Battery-powered medical carts have exploded or burst into flames in several hospitals, according to a cautionary letter to health care providers from the Food and Drug Administration. The FDA is warning health care facilities of potential safety risks associated with battery-powered mobile medical carts. The carts typically contain high-capacity lithium or lead acid batteries that power workstations and medical devices for many hours. These particular battery-powered carts can spark, overheat, emit noxious fumes and cause other hazards. The FDA urges hospitals and clinics to pay greater attention to preventive maintenance.
The FDA recommends that health care professionals and health care facilities take the following steps to help reduce the potential for injury to patients, staff and visitors.
Preventative Maintenance of Battery-Powered Mobile Medical Carts:
- Inspect batteries for signs of damage, including bulging, swelling, or cracks.
- Notify the manufacturer of damaged batteries.
- Inspect battery chargers and carts containing chargers for overheating components.
- Vacuum to remove dust and lint around battery chargers and carts containing chargers.
- Do not use batteries that do not charge properly. Ensure that batteries are replaced at the manufacturer recommended replacement intervals.
- Conduct a survey of battery charger locations, and verify that all chargers are located in easily visible, fire retardant locations away from patient care areas and open sources of oxygen.
- Do not install chargers or charging carts in confined spaces.
- Keep flammable and explosive objects away from battery chargers and charging carts.
- Request preventative maintenance documentation from the cart manufacturer for the health care facility to use.

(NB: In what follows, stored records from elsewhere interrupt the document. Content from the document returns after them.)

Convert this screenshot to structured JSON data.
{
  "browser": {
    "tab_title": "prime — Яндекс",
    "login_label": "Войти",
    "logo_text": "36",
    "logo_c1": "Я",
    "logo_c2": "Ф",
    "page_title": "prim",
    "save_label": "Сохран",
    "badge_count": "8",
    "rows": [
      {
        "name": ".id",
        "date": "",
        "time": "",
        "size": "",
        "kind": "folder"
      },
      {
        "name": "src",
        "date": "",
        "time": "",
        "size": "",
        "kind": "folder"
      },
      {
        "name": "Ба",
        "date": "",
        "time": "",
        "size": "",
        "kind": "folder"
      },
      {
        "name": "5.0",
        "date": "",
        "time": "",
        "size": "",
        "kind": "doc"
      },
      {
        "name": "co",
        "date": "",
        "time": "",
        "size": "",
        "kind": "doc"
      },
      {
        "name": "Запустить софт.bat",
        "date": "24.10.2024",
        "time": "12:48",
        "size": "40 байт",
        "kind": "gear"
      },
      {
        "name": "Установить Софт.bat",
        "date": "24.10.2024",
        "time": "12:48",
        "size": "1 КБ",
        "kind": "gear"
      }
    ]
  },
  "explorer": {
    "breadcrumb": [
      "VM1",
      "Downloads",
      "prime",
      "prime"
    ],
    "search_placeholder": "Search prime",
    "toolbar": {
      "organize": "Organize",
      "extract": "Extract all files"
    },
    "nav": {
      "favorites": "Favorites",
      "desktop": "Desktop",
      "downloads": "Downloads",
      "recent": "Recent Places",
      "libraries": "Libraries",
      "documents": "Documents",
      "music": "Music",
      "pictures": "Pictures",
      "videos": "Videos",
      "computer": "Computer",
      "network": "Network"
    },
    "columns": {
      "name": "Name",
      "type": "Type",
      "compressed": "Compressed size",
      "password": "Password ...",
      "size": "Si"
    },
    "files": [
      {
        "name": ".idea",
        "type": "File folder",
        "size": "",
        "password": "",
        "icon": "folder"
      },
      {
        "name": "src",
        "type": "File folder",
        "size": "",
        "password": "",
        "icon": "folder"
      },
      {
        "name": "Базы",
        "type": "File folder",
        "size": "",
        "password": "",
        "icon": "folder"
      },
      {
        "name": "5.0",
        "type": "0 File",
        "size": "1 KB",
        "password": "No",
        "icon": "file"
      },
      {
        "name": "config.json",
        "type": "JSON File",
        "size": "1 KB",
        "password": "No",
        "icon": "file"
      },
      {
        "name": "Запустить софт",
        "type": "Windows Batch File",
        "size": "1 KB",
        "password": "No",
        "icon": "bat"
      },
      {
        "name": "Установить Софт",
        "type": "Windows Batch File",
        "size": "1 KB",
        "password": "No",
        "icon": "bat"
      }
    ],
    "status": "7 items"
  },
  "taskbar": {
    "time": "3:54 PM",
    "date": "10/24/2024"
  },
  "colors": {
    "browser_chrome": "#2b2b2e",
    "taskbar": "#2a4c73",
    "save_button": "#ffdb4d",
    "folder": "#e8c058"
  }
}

If you have questions about this letter, please contact the Division of Industry and Consumer Education (DICE) at [email protected], 800-638-2041 or 301-796-7100.
To read the letter in full, please click here.